Founded in 1919, the American Meteorological Society (AMS) is the nation’s premier scientific and professional organization promoting and disseminating information about the atmospheric, oceanic, hydrologic sciences.
They surveyed their membership about climate change, and 4,092 of the members responded. This represents a 53.5% response rate. Not surprisingly, there was no 97% consensus to be found among the respondents.
The only number that came close was the answer to the question, “Regardless of the cause, do you think climate change is happening?” 96% of the respondents said yes, while 1% said no, and 3% said they didn’t know. Of course, since that question included the possibility that climate change is completely due to natural processes, this result tells us very little.
When asked what is actually causing climate change, there were a wide variety of ideas:

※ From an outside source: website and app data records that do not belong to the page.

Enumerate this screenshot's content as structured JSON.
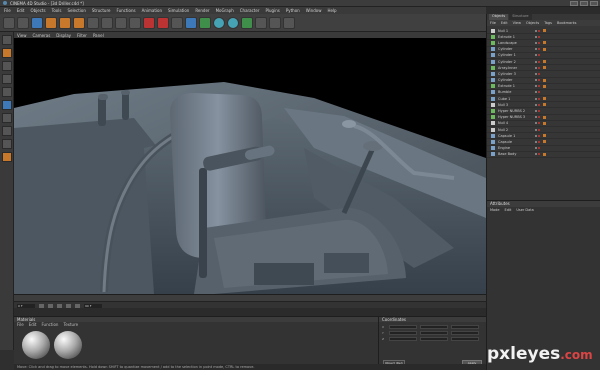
{
  "app": {
    "title": "CINEMA 4D Studio - [3d Driller.c4d *]"
  },
  "menubar": [
    "File",
    "Edit",
    "Objects",
    "Tools",
    "Selection",
    "Structure",
    "Functions",
    "Animation",
    "Simulation",
    "Render",
    "MoGraph",
    "Character",
    "Plugins",
    "Python",
    "Window",
    "Help"
  ],
  "viewport_menu": [
    "View",
    "Cameras",
    "Display",
    "Filter",
    "Panel"
  ],
  "object_manager": {
    "tabs": [
      "Objects",
      "Structure"
    ],
    "menu": [
      "File",
      "Edit",
      "View",
      "Objects",
      "Tags",
      "Bookmarks"
    ],
    "objects": [
      {
        "name": "Null 1",
        "icon": "null"
      },
      {
        "name": "Extrude 1",
        "icon": "generator"
      },
      {
        "name": "Landscape",
        "icon": "generator"
      },
      {
        "name": "Cylinder",
        "icon": "primitive"
      },
      {
        "name": "Cylinder 1",
        "icon": "primitive"
      },
      {
        "name": "Cylinder 2",
        "icon": "primitive"
      },
      {
        "name": "Array.Inner",
        "icon": "generator"
      },
      {
        "name": "Cylinder 3",
        "icon": "primitive"
      },
      {
        "name": "Cylinder",
        "icon": "primitive"
      },
      {
        "name": "Extrude 1",
        "icon": "generator"
      },
      {
        "name": "Bumble",
        "icon": "primitive"
      },
      {
        "name": "Cube 1",
        "icon": "primitive"
      },
      {
        "name": "Null 3",
        "icon": "null"
      },
      {
        "name": "Hyper NURBS 2",
        "icon": "generator"
      },
      {
        "name": "Hyper NURBS 3",
        "icon": "generator"
      },
      {
        "name": "Null 4",
        "icon": "null"
      },
      {
        "name": "Null 2",
        "icon": "null"
      },
      {
        "name": "Capsule 1",
        "icon": "primitive"
      },
      {
        "name": "Capsule",
        "icon": "primitive"
      },
      {
        "name": "Engine",
        "icon": "primitive"
      },
      {
        "name": "Base Body",
        "icon": "primitive"
      }
    ]
  },
  "attributes": {
    "title": "Attributes",
    "menu": [
      "Mode",
      "Edit",
      "User Data"
    ]
  },
  "materials": {
    "title": "Materials",
    "menu": [
      "File",
      "Edit",
      "Function",
      "Texture"
    ]
  },
  "coordinates": {
    "title": "Coordinates",
    "rows": [
      "X",
      "Y",
      "Z"
    ],
    "select_label": "Object (Rel)",
    "apply_label": "Apply"
  },
  "timeline": {
    "frame_start": "0 F",
    "frame_end": "90 F"
  },
  "status": "Move: Click and drag to move elements. Hold down SHIFT to quantize movement / add to the selection in point mode, CTRL to remove.",
  "watermark": {
    "main": "pxleyes",
    "domain": ".com"
  }
}
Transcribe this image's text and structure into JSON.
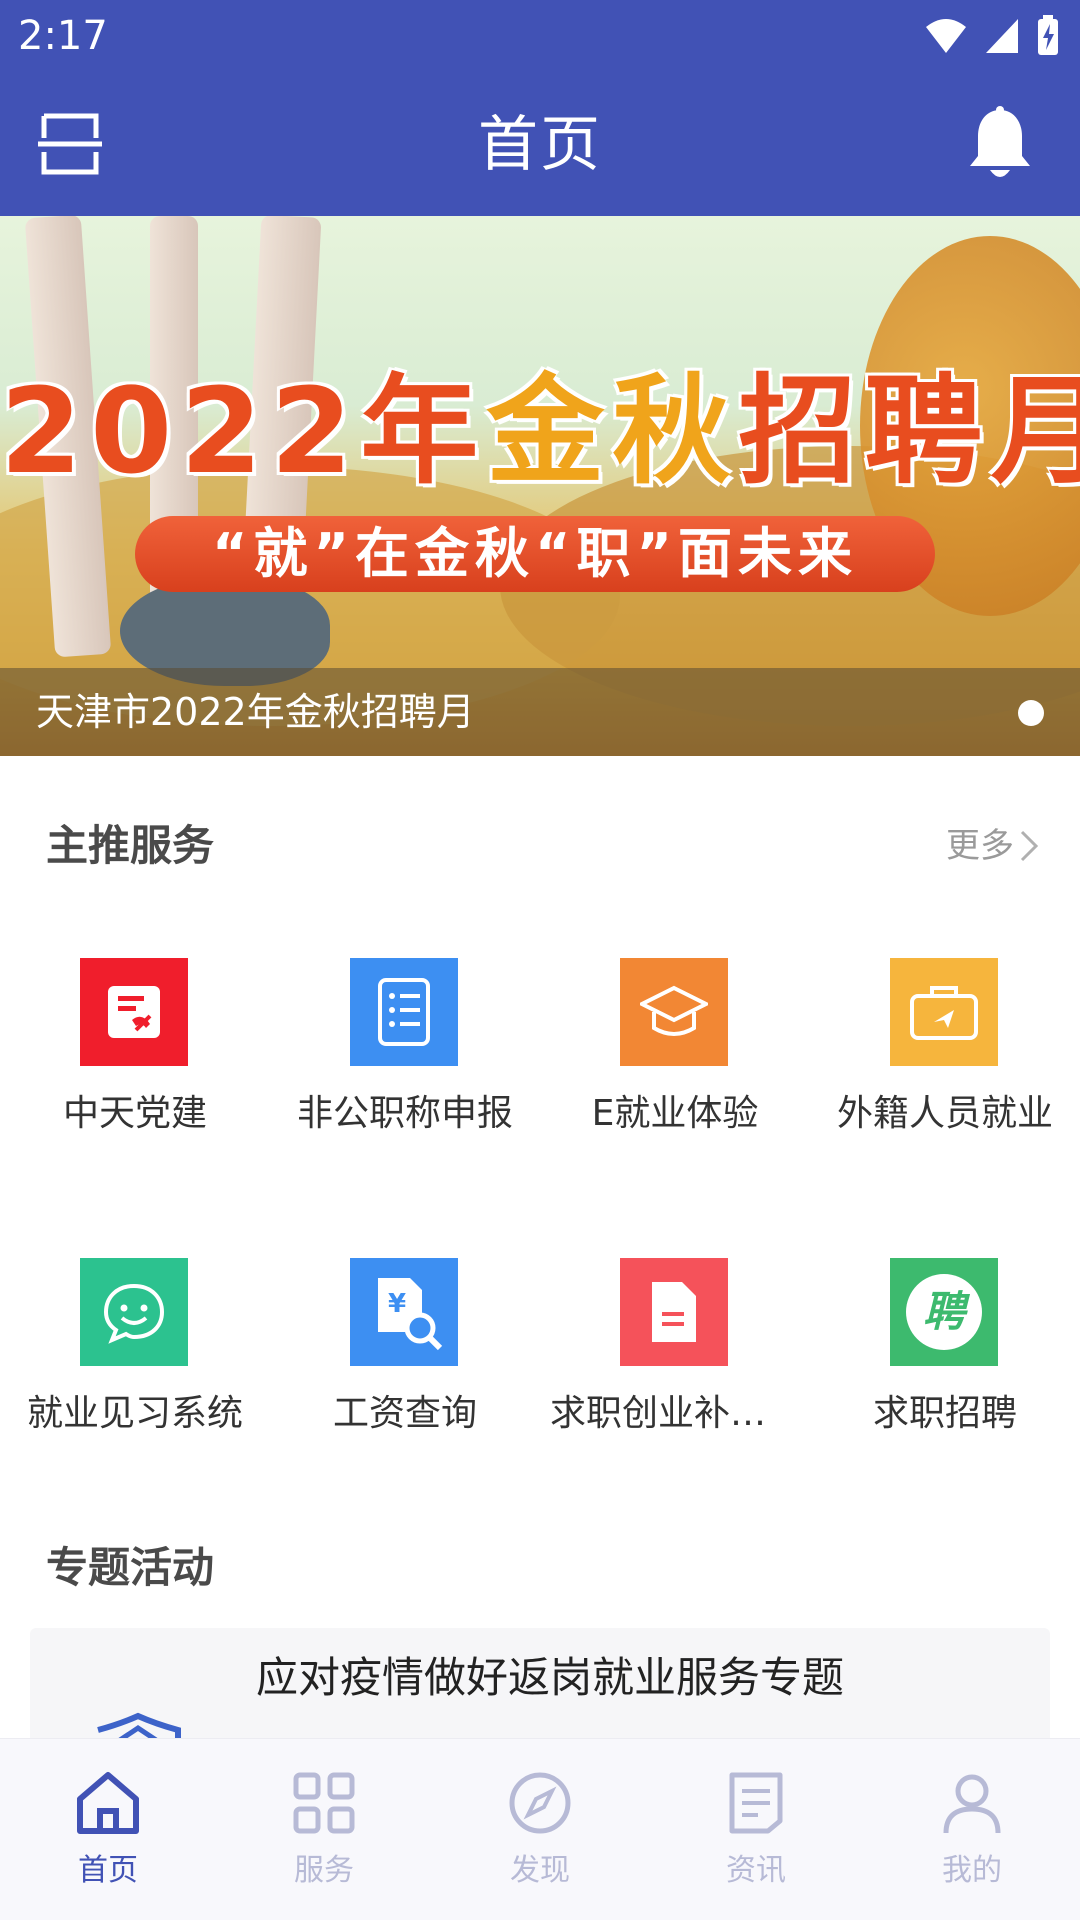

In the end, 67% of the membership believes that climate change is caused more by human activity than by natural processes. Another 14% think that human activity and natural processes are pretty much equally to blame for climate change. Even adding those to the previously-mentioned 67%, however, gets us to only 81%. An additional 7% said that climate change is mostly due to natural factors, while 5% said that climate change is totally due to natural factors. Another 6% gave the answer that is supported by the currently-known data: “I don’t know.” As noted above, the remaining 1% think climate change is not happening.
More than 90% of the respondents had degrees in a science-related field, and a more than 60% had either a masters or a Ph.D. in a climate-related discipline. Thus, this is a fairly good sample of people who are interested in climate science and are reasonably knowledgeable about the issues related to climate change.
Based on my reading of the scientific literature and my discussions with those who are experts in climate science, the results of this survey do a pretty good job of reflecting the views of the climate community as a whole. Yes, a majority of climate scientists do think that climate change is mostly due to human activity. However, there is a sizeable minority that thinks natural processes have a lot to do with it, or that there simply is too much uncertainty in the data to give a definitive answer for what is causing climate change.
While the “97% consensus” meme makes for a very good political ad, it simply isn’t correct, and anyone who uses it isn’t really interested in understanding climate change.